Of course, it's tempting to ignore David Horowitz's Islamo-Fascism Awareness Week because it's just too silly to bother. On the other hand, it's also tempting to marvel at the occasion and offer a reminder of just how far gone today's conservative movement really is. It's probably more fun to go with the latter.
Here's Horowitz's pitch:
The purpose of this week and the campaign leading up to it will be: 1) To highlight the genocidal agendas of the Islamo-fascist crusade; and 2) To make the public aware of the "soft jihad" -- the domestic networks that fund and provide political support for the agendas of the jihad, including its armies of terror.
Ron Chusid's take from October is still spot on: "It's just getting harder to keep track of all those holidays. I mean, is Sweetest Day, which just occurred, a real holiday, or just an excuse to sell more candies and cards? Now I learn that this is Islamo-Fascism Awarness Week. Is this a real holiday, or just an excuse to sell more right wing paranoia?"
All evidence points to the latter, though I don't think Horowitz & Co. are "selling" claptrap so much as they're peddling it for free, hoping no one notices how nonsensical their materials really are.
At a minimum, we should get some good quotes out of the events. Last fall, in one of my personal favorites, Rick Santorum told a Penn State audience, "Islam, unlike Christianity, is an all-encompassing ideology. It is not just something you do on Sunday."
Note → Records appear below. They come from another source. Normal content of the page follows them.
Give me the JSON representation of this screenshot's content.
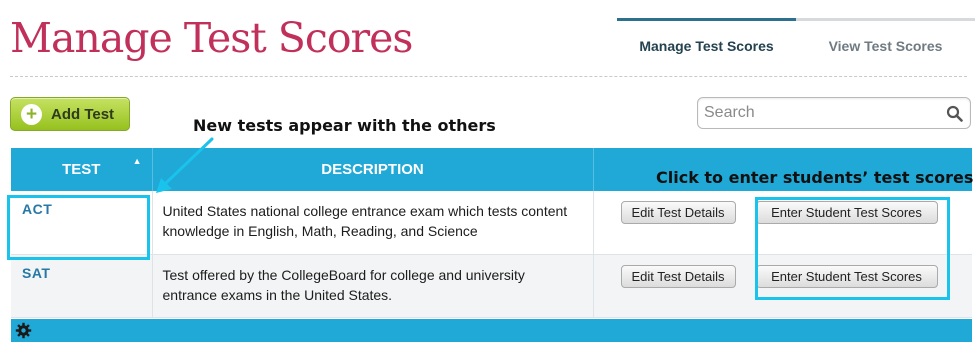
{
  "header": {
    "title": "Manage Test Scores",
    "tabs": [
      {
        "label": "Manage Test Scores",
        "active": true
      },
      {
        "label": "View Test Scores",
        "active": false
      }
    ]
  },
  "toolbar": {
    "add_label": "Add Test",
    "add_icon": "plus-circle-icon",
    "search_placeholder": "Search",
    "search_icon": "magnifier-icon"
  },
  "annotations": {
    "new_tests": "New tests appear with the others",
    "click_enter": "Click to enter students’ test scores"
  },
  "table": {
    "columns": [
      "TEST",
      "DESCRIPTION",
      ""
    ],
    "sort_indicator": "▲",
    "rows": [
      {
        "test": "ACT",
        "description": "United States national college entrance exam which tests content knowledge in English, Math, Reading, and Science",
        "edit_label": "Edit Test Details",
        "enter_label": "Enter Student Test Scores"
      },
      {
        "test": "SAT",
        "description": "Test offered by the CollegeBoard for college and university entrance exams in the United States.",
        "edit_label": "Edit Test Details",
        "enter_label": "Enter Student Test Scores"
      }
    ]
  },
  "footer": {
    "icon": "gear-icon"
  },
  "colors": {
    "brand_title": "#c0305a",
    "table_header": "#20a8d6",
    "highlight": "#19c3ec",
    "add_button": "#a8cc3a",
    "link": "#2679a6"
  }
}
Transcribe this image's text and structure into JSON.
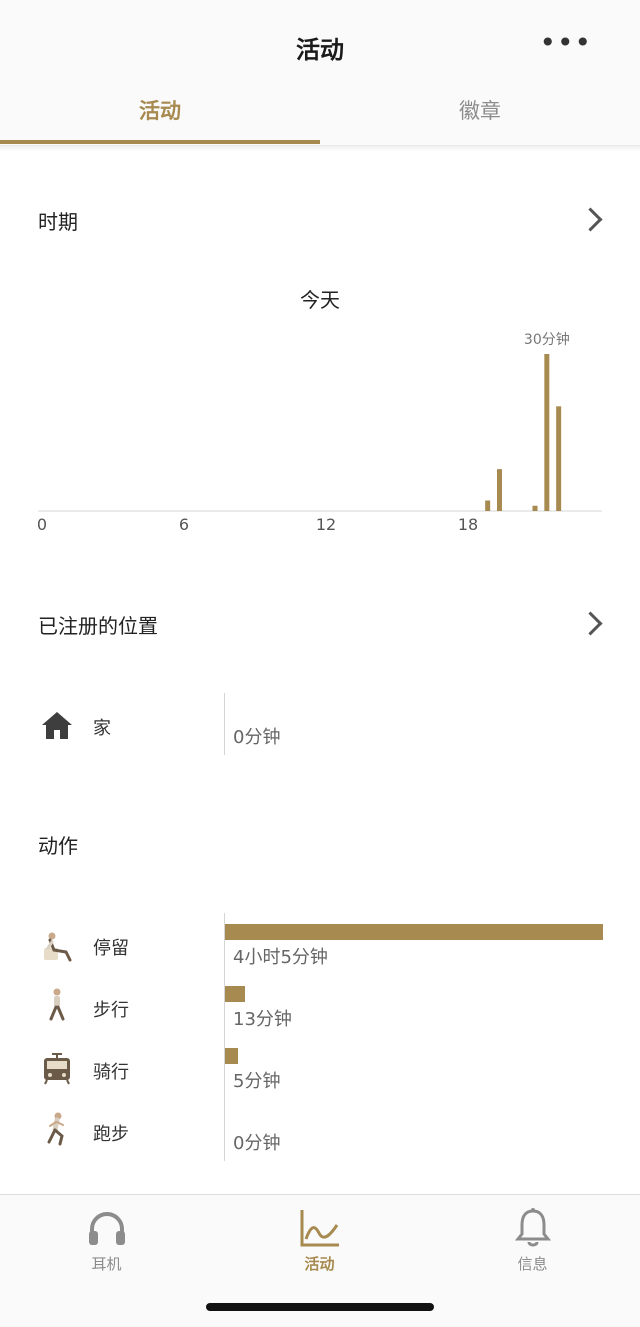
{
  "header": {
    "title": "活动",
    "more": "•••"
  },
  "tabs": [
    {
      "label": "活动",
      "active": true
    },
    {
      "label": "徽章",
      "active": false
    }
  ],
  "period": {
    "title": "时期",
    "chart_title": "今天",
    "chart_data": {
      "type": "bar",
      "x": [
        19,
        19.5,
        21,
        21.5,
        22
      ],
      "values": [
        2,
        8,
        1,
        30,
        20
      ],
      "xlim": [
        0,
        24
      ],
      "ylim": [
        0,
        30
      ],
      "xticks": [
        "0",
        "6",
        "12",
        "18"
      ],
      "data_label": "30分钟",
      "color": "#a78a4f"
    }
  },
  "locations": {
    "title": "已注册的位置",
    "items": [
      {
        "icon": "home-icon",
        "label": "家",
        "value": "0分钟"
      }
    ]
  },
  "actions": {
    "title": "动作",
    "items": [
      {
        "icon": "sitting-icon",
        "label": "停留",
        "value": "4小时5分钟",
        "fraction": 1.0
      },
      {
        "icon": "walking-icon",
        "label": "步行",
        "value": "13分钟",
        "fraction": 0.053
      },
      {
        "icon": "train-icon",
        "label": "骑行",
        "value": "5分钟",
        "fraction": 0.034
      },
      {
        "icon": "running-icon",
        "label": "跑步",
        "value": "0分钟",
        "fraction": 0
      }
    ]
  },
  "nav": [
    {
      "icon": "headphones-icon",
      "label": "耳机",
      "active": false
    },
    {
      "icon": "activity-chart-icon",
      "label": "活动",
      "active": true
    },
    {
      "icon": "bell-icon",
      "label": "信息",
      "active": false
    }
  ],
  "colors": {
    "accent": "#a78a4f",
    "inactive": "#8c8c8c"
  }
}
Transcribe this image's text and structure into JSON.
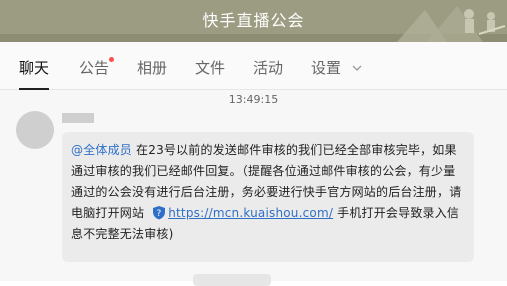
{
  "header": {
    "title": "快手直播公会"
  },
  "tabs": [
    {
      "label": "聊天",
      "active": true
    },
    {
      "label": "公告",
      "has_dot": true
    },
    {
      "label": "相册"
    },
    {
      "label": "文件"
    },
    {
      "label": "活动"
    },
    {
      "label": "设置"
    }
  ],
  "chat": {
    "time": "13:49:15",
    "message": {
      "mention": "@全体成员",
      "text_part1": " 在23号以前的发送邮件审核的我们已经全部审核完毕，如果通过审核的我们已经邮件回复。（提醒各位通过邮件审核的公会，有少量通过的公会没有进行后台注册，务必要进行快手官方网站的后台注册，请电脑打开网站 ",
      "link": "https://mcn.kuaishou.com/",
      "text_part2": " 手机打开会导致录入信息不完整无法审核)"
    }
  },
  "colors": {
    "header_bg": "#9c9c82",
    "link": "#2f6fc7",
    "notification_dot": "#ff4d4f"
  }
}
If anyone sees similarly illuminating remarks at this week's events, be sure to let me know.